◆ What you are asked to do:
Exclude the pictures from your copy, and reproduce each entry below verbatim.

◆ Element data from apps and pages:
[Start of section]

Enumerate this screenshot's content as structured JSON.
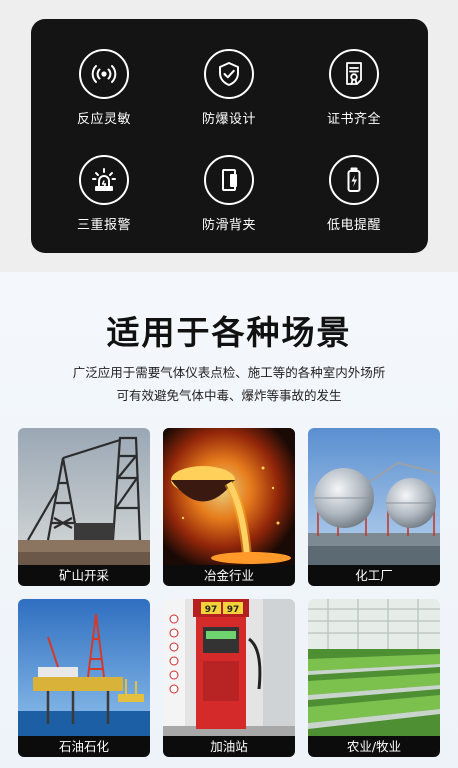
{
  "features": [
    {
      "label": "反应灵敏",
      "icon": "wireless-signal-icon"
    },
    {
      "label": "防爆设计",
      "icon": "shield-check-icon"
    },
    {
      "label": "证书齐全",
      "icon": "certificate-icon"
    },
    {
      "label": "三重报警",
      "icon": "alarm-light-icon"
    },
    {
      "label": "防滑背夹",
      "icon": "back-clip-icon"
    },
    {
      "label": "低电提醒",
      "icon": "low-battery-icon"
    }
  ],
  "scenes": {
    "title": "适用于各种场景",
    "desc_line1": "广泛应用于需要气体仪表点检、施工等的各种室内外场所",
    "desc_line2": "可有效避免气体中毒、爆炸等事故的发生",
    "cards": [
      {
        "label": "矿山开采"
      },
      {
        "label": "冶金行业"
      },
      {
        "label": "化工厂"
      },
      {
        "label": "石油石化"
      },
      {
        "label": "加油站",
        "price_1": "97",
        "price_2": "97"
      },
      {
        "label": "农业/牧业"
      }
    ]
  }
}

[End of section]

◆ Problem solution:
Enumerate this screenshot's content as structured JSON.
{
  "features": [
    {
      "label": "反应灵敏",
      "icon": "wireless-signal-icon"
    },
    {
      "label": "防爆设计",
      "icon": "shield-check-icon"
    },
    {
      "label": "证书齐全",
      "icon": "certificate-icon"
    },
    {
      "label": "三重报警",
      "icon": "alarm-light-icon"
    },
    {
      "label": "防滑背夹",
      "icon": "back-clip-icon"
    },
    {
      "label": "低电提醒",
      "icon": "low-battery-icon"
    }
  ],
  "scenes": {
    "title": "适用于各种场景",
    "desc_line1": "广泛应用于需要气体仪表点检、施工等的各种室内外场所",
    "desc_line2": "可有效避免气体中毒、爆炸等事故的发生",
    "cards": [
      {
        "label": "矿山开采"
      },
      {
        "label": "冶金行业"
      },
      {
        "label": "化工厂"
      },
      {
        "label": "石油石化"
      },
      {
        "label": "加油站",
        "price_1": "97",
        "price_2": "97"
      },
      {
        "label": "农业/牧业"
      }
    ]
  }
}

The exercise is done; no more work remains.